■ The problem
This exercise calls for every record to be returned exactly, with pictures removed.

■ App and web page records
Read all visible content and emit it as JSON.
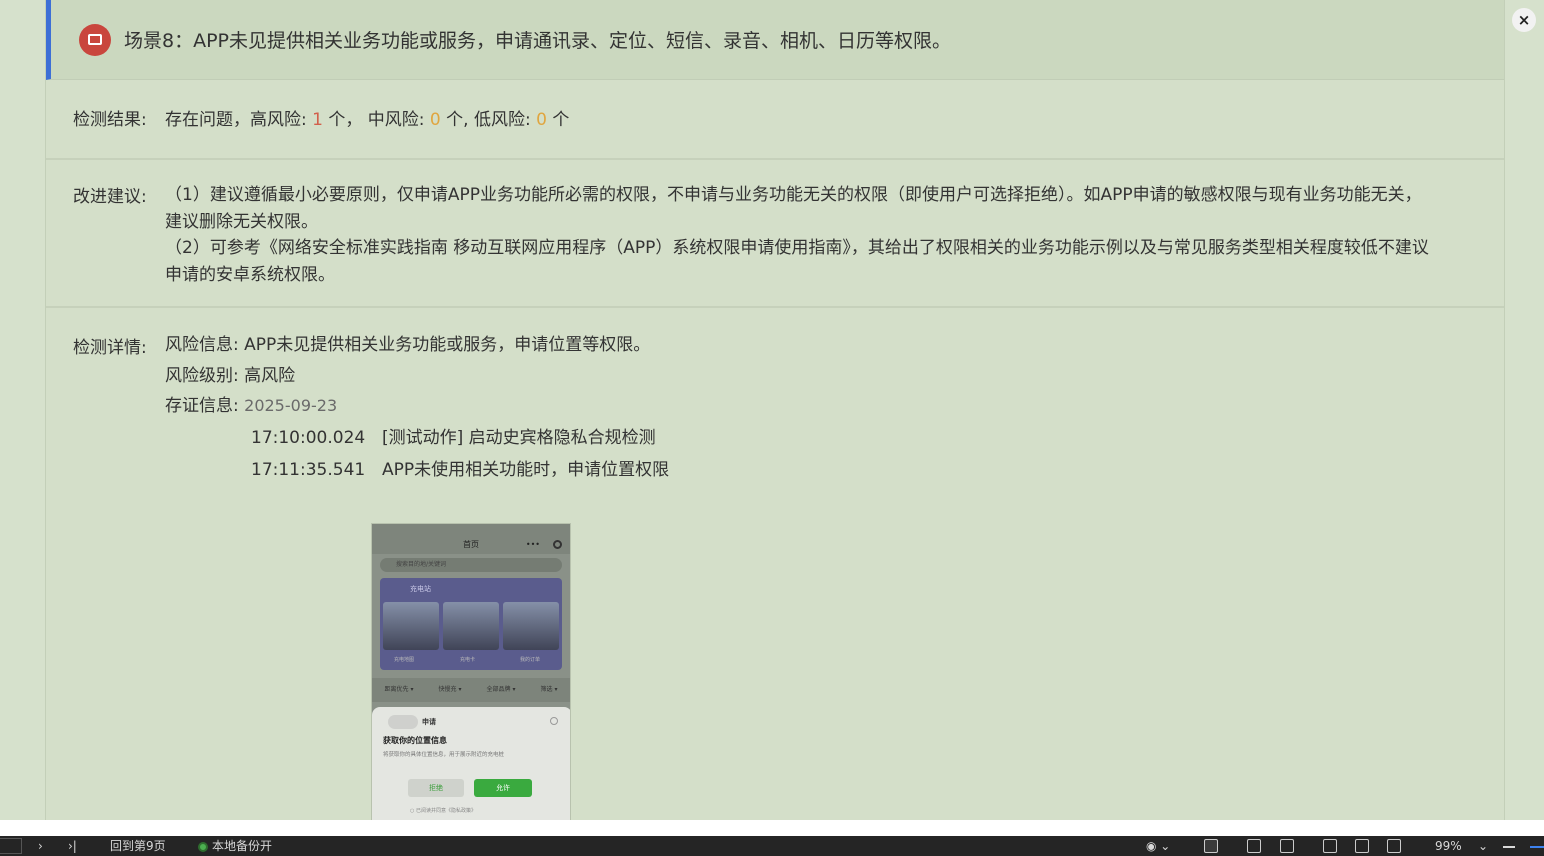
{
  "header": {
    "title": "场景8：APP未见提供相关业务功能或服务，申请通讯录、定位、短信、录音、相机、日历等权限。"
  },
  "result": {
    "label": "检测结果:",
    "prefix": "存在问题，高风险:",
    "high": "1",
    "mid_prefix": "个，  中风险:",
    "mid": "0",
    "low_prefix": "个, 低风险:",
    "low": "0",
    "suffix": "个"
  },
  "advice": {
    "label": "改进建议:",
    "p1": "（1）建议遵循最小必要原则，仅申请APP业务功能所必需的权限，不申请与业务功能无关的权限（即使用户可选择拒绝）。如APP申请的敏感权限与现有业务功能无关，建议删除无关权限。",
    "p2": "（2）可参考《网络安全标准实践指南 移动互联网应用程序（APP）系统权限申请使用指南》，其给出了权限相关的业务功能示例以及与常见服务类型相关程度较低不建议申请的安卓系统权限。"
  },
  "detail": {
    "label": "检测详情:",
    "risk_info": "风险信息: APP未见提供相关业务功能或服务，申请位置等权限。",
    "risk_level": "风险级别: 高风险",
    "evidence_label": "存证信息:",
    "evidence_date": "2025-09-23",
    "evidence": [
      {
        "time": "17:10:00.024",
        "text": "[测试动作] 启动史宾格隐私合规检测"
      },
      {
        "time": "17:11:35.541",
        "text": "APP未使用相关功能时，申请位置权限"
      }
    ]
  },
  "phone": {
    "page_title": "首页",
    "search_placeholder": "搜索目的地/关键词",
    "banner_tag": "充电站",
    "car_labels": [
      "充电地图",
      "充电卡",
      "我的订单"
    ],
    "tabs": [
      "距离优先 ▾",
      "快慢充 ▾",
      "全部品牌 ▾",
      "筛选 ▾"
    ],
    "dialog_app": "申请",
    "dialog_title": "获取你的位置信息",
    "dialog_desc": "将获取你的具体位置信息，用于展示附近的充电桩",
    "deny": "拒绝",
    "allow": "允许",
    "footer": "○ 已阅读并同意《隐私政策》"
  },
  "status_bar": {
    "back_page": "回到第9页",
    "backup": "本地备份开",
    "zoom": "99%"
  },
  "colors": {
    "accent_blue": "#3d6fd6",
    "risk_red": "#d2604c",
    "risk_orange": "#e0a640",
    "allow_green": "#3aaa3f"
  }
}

■ Answer to this task
Read all visible content and emit it as JSON.
{
  "header": {
    "title": "场景8：APP未见提供相关业务功能或服务，申请通讯录、定位、短信、录音、相机、日历等权限。"
  },
  "result": {
    "label": "检测结果:",
    "prefix": "存在问题，高风险:",
    "high": "1",
    "mid_prefix": "个，  中风险:",
    "mid": "0",
    "low_prefix": "个, 低风险:",
    "low": "0",
    "suffix": "个"
  },
  "advice": {
    "label": "改进建议:",
    "p1": "（1）建议遵循最小必要原则，仅申请APP业务功能所必需的权限，不申请与业务功能无关的权限（即使用户可选择拒绝）。如APP申请的敏感权限与现有业务功能无关，建议删除无关权限。",
    "p2": "（2）可参考《网络安全标准实践指南 移动互联网应用程序（APP）系统权限申请使用指南》，其给出了权限相关的业务功能示例以及与常见服务类型相关程度较低不建议申请的安卓系统权限。"
  },
  "detail": {
    "label": "检测详情:",
    "risk_info": "风险信息: APP未见提供相关业务功能或服务，申请位置等权限。",
    "risk_level": "风险级别: 高风险",
    "evidence_label": "存证信息:",
    "evidence_date": "2025-09-23",
    "evidence": [
      {
        "time": "17:10:00.024",
        "text": "[测试动作] 启动史宾格隐私合规检测"
      },
      {
        "time": "17:11:35.541",
        "text": "APP未使用相关功能时，申请位置权限"
      }
    ]
  },
  "phone": {
    "page_title": "首页",
    "search_placeholder": "搜索目的地/关键词",
    "banner_tag": "充电站",
    "car_labels": [
      "充电地图",
      "充电卡",
      "我的订单"
    ],
    "tabs": [
      "距离优先 ▾",
      "快慢充 ▾",
      "全部品牌 ▾",
      "筛选 ▾"
    ],
    "dialog_app": "申请",
    "dialog_title": "获取你的位置信息",
    "dialog_desc": "将获取你的具体位置信息，用于展示附近的充电桩",
    "deny": "拒绝",
    "allow": "允许",
    "footer": "○ 已阅读并同意《隐私政策》"
  },
  "status_bar": {
    "back_page": "回到第9页",
    "backup": "本地备份开",
    "zoom": "99%"
  },
  "colors": {
    "accent_blue": "#3d6fd6",
    "risk_red": "#d2604c",
    "risk_orange": "#e0a640",
    "allow_green": "#3aaa3f"
  }
}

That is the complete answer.